Manpower Minister and former labour chief Lim Swee Say defended the PAP Government's track record on foreign labour at last night's East Coast GRC rally, citing figures to show that local workers have benefited.
Immigration and foreign labour have been hot topics, cropping up in all the opposition parties' party political broadcasts last night.
But Mr Lim said the earlier high manpower growth and recent tightening measures were for the sake of Singaporeans: "I want to assure you, we did it for you."
He noted unhappiness over "too many foreigners", with some thinking it was a mistake "to let so many in". But the high manpower growth of the past was in the context of economic instability, from the 1997 Asian financial crisis - with 29,000 workers retrenched - to the bursting of the dot.com bubble, Sept 11, 2001 terrorist attacks on America and Sars in 2003.
"We had no idea how many more ups and downs were ahead of us... We decided we must find ways to provide better protection to our Singaporean workers."
Hence the policy: "Whenever the wind blows, catch the wind."
Firms with good projects that required more workers could bring them in. And these workers were a buffer in downturns, he said, citing some "concrete outcomes".
From 2001 to 2003, the number of local workers with jobs rose by 35,000 - but the number of foreign workers fell by 70,000.
In the global financial crisis of 2008 and 2009, foreign worker numbers fell by 4,000. But local worker numbers rose by 40,000.
That policy was thus good for workers, but had to change because the ratio of Singaporeans to foreigners was falling. If it continued, "Singaporeans will wake up one day to find ourselves among the minority in the workforce".
"So, as the Government, we said 'No, that is not the way to go'."
The slowing of foreign labour inflows was announced in the 2010 Budget, he said, adding that anyone claiming the policy changed because of the outcome of the 2011 General Election should "check the record in Parliament".
He also stressed that the change has been real. For instance, annual growth of foreign professionals, managers and executives fell from 45,000 a year to 13,000 last year.
But with workforce growth slowing, this is just the beginning of Singapore's challenges, he added. To stay competitive, Singapore must create "jobs of the future" and retrain workers.

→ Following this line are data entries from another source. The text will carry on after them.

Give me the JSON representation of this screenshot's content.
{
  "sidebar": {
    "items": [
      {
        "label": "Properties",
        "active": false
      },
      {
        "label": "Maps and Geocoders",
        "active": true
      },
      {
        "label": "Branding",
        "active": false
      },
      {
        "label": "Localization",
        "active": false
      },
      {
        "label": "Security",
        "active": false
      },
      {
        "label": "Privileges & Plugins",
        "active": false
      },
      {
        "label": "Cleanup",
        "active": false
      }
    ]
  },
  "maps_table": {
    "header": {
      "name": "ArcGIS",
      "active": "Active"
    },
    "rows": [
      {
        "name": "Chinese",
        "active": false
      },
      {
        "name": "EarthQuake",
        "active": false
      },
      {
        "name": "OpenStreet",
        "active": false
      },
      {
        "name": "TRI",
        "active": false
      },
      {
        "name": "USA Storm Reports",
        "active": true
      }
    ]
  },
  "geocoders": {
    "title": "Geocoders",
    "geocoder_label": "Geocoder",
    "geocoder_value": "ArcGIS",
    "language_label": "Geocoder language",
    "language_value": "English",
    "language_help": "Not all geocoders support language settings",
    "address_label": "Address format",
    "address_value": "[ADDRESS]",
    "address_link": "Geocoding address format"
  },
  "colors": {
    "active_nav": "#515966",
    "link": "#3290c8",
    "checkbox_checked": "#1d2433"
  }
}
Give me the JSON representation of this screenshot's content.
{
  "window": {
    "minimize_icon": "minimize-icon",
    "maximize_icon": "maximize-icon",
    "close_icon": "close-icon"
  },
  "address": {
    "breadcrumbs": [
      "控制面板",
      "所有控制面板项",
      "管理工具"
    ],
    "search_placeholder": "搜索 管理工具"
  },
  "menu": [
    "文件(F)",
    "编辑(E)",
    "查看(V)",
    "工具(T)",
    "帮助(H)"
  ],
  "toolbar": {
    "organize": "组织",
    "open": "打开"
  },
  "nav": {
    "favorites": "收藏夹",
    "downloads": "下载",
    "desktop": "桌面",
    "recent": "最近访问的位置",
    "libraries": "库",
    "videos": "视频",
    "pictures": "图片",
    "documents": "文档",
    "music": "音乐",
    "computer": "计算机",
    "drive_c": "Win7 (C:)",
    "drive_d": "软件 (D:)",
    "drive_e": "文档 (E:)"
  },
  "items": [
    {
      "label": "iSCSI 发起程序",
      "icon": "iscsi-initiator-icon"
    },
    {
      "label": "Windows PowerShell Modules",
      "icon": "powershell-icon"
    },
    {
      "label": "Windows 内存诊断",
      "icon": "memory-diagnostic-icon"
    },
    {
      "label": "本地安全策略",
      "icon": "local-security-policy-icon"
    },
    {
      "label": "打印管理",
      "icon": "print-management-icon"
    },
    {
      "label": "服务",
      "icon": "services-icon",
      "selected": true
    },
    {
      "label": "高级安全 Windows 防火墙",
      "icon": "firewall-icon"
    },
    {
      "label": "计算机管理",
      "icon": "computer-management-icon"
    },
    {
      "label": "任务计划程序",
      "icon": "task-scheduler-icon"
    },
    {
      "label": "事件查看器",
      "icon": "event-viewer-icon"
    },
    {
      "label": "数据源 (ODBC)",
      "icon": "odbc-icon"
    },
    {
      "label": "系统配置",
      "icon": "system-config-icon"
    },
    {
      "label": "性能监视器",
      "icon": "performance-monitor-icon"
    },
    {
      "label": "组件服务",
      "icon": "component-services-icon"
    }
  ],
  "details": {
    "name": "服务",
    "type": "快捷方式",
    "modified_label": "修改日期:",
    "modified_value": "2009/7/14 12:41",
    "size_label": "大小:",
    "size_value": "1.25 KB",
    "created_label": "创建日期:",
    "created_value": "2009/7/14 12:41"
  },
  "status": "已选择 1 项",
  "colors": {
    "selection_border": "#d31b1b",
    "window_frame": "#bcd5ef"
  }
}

Earlier, his fellow candidate Lee Yi Shyan pledged to "champion the cause of SkillsFuture initiatives" - government moves to encourage workers to develop skills.